Regarding sports, there is no need to repeat the long list of Arnold Palmer's golf career victories (over 90) made up, in part, of Senior PGA wins and international triumphs. Brother Palmer is the most famous figure ever to play the links. Appropriately, he is a member of the World Golf Hall of Fame, American Golf Hall of Fame, and All-American Collegiate Golf Hall of Fame. His genial personality, working-class roots (he began as a greenskeeper/caddy), and come-from-behind successes have endeared him to millions. An "Arnie's Army" of fans follows his every move. As golf's first true superstar, he has brought what was once an elite sport within the knowledge and grasp of every American.

Arnold Palmer, 33 Elect, Northern Masonic Jurisdiction

As to American enterprise, Brother Palmer, exercising his keen sense of business, has invested his sport winnings into a multi-million-dollar conglomerate manufacturing sporting goods, publishing sports books and videos, building golf courses (some 200 nationally and worldwide), and establishing the Arnold Palmer Golf Academy—a commercial empire he personally manages by piloting his own Cessna Citation jet from one company's location to another.

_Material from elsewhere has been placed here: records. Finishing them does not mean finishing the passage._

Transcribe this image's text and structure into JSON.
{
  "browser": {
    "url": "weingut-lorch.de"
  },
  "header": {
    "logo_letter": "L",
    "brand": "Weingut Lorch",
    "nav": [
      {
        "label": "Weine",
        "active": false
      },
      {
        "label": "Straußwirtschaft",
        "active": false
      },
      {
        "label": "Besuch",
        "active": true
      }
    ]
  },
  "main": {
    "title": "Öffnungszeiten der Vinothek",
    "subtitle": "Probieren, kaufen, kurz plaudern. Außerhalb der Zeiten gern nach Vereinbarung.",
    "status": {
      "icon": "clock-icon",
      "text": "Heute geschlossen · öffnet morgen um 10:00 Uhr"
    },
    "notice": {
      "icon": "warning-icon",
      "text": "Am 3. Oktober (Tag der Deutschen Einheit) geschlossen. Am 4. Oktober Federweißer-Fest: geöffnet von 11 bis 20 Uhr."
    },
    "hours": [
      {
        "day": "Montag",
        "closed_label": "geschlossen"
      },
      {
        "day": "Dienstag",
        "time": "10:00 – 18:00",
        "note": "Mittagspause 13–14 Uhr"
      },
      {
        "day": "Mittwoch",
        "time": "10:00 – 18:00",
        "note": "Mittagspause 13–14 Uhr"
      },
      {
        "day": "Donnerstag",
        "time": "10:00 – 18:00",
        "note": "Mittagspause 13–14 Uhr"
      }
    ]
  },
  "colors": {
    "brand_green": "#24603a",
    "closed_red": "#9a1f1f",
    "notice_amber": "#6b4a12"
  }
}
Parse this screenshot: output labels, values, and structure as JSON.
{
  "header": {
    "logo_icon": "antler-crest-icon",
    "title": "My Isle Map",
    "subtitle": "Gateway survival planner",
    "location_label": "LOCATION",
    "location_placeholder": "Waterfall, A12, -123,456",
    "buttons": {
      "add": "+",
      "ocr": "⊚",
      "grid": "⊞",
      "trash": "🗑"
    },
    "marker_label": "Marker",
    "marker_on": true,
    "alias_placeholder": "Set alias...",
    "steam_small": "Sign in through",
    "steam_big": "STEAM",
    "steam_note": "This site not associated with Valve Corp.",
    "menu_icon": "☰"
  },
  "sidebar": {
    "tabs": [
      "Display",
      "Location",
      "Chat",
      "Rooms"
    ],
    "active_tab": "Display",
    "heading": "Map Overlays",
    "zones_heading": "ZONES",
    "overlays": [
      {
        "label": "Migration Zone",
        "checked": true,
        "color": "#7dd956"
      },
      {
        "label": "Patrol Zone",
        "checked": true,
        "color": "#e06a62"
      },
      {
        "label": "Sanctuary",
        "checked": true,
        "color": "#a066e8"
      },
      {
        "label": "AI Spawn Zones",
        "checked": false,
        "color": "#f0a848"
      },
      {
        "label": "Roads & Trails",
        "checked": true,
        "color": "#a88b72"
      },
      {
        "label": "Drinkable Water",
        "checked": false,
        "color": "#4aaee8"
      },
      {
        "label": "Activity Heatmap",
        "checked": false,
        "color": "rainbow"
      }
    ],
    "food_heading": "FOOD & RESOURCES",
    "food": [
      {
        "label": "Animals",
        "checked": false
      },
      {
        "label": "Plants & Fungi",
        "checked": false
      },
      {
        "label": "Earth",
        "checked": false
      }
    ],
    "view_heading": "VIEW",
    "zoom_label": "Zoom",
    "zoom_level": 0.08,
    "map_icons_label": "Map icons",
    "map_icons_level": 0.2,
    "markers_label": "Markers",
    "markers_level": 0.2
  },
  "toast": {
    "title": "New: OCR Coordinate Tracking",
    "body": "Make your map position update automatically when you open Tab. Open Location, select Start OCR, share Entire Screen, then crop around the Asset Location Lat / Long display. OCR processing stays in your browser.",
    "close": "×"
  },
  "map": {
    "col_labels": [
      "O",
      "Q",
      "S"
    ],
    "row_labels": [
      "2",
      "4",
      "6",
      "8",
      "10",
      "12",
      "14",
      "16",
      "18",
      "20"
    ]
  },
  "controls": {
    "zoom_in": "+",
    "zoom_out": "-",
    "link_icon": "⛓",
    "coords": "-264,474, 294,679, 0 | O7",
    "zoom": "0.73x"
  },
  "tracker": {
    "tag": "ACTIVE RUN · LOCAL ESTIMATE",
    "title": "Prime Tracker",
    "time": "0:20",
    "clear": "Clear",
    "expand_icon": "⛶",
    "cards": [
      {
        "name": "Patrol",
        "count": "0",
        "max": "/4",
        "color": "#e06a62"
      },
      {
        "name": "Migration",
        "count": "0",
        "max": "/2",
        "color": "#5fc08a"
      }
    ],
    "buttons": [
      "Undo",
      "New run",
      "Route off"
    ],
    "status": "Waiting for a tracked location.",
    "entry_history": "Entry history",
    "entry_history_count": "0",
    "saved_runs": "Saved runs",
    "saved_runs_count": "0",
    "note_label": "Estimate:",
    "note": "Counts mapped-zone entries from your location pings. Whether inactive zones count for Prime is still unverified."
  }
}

An American of unblushing patriotism, Brother Palmer gladly served a three-year hitch in the U.S. Coast Guard. A family man before all else, he married Winifred Walzer in 1954, and they are rightly proud of their two daughters, four granddaughters, and grandson.

What impresses me most about Arnie, however, is his charitable spirit. As with every true Masonic Brother, Relief is a principle Brother Palmer holds as dearly as Brotherhood and Truth. He served as Honorary National Chairman of the March of Dimes Birth Defects Foundation for 20 years. In addition, he played a major role in fundraising for the Arnold Palmer Hospital for Children and Women in Orlando, Florida. Not forgetting his hometown, he is a longtime member of the Board of Directors of the Latrobe Area Hospital and established a major annual fundraising golf event for that institution in 1992. Brother Arnold Palmer's humanitarian awards are too numerous to mention, but here are just a few of them: Order of Eagle Exemplar, U.S. Sports Academy; Arthur J. Rain Award, Catholic Youth Association, Pittsburgh; Lawman Humanitarian Award, Los Angeles; the Theodore Roosevelt Award, National Collegiate Athletic Association; Outstanding American Award, Los Angeles Philanthropic Foundation; Sports Legend Award, Jr. Diabetes Foundation, Pittsburgh; Humanitarian Award, Variety Club International; and my personal favorite, The "Good Guy" Award, American Legion National Commanders.

No doubt about it. Arnold Palmer is a "Good Guy," outstanding Mason, and American hero. In the House of the Temple, we honor such nationally prominent American Brethren in a special place, a Scottish Rite Hall of Honor where we now have 16 original oil portraits of such greats as, among others, President Harry S. Truman; Admiral Arleigh Burke; Generals Douglas MacArthur and Jimmy Doolittle; Senators Sam Ervin and Sam Nunn; entertainers Will Rogers and Gene Autry; clergymen the Rev. Dr. Norman Vincent Peale, Bishop Carl J. Sanders, and Rabbi Edgar F. Magnin; and Scottish Rite leaders such as Robert L. Dillard, Jr., Charles E. "Ted" Webber, and William M. Hollis.

To reinforce the all-American aspect of Freemasonry, it would be great to have a portrait of Brother Arnold Palmer in the Hall of Honor. This suggestion promptly received Brother Palmer's permission, probably because donations to support such a portrait will benefit the House of the Temple Foundation and so assure that this finest of Scottish Rite buildings is properly maintained and preserved for our future generations. The Foundation is a 501(c)3 organization; thus donations are tax deductible.

Whether you are a golfer, sportsman, American Mason or all three, I urge you to support this program and send a check designated for Brother Palmer's portrait, made payable to the House of the Temple Foundation, to 1733 16th Street, NW, Washington, DC 20002–3103. Together we can honor this outstanding Masonic Brother, create a Hall of Honor even more representative of American Freemasonry and, at the same time, bring the noble architecture of the House of the Temple safely into the 21st century!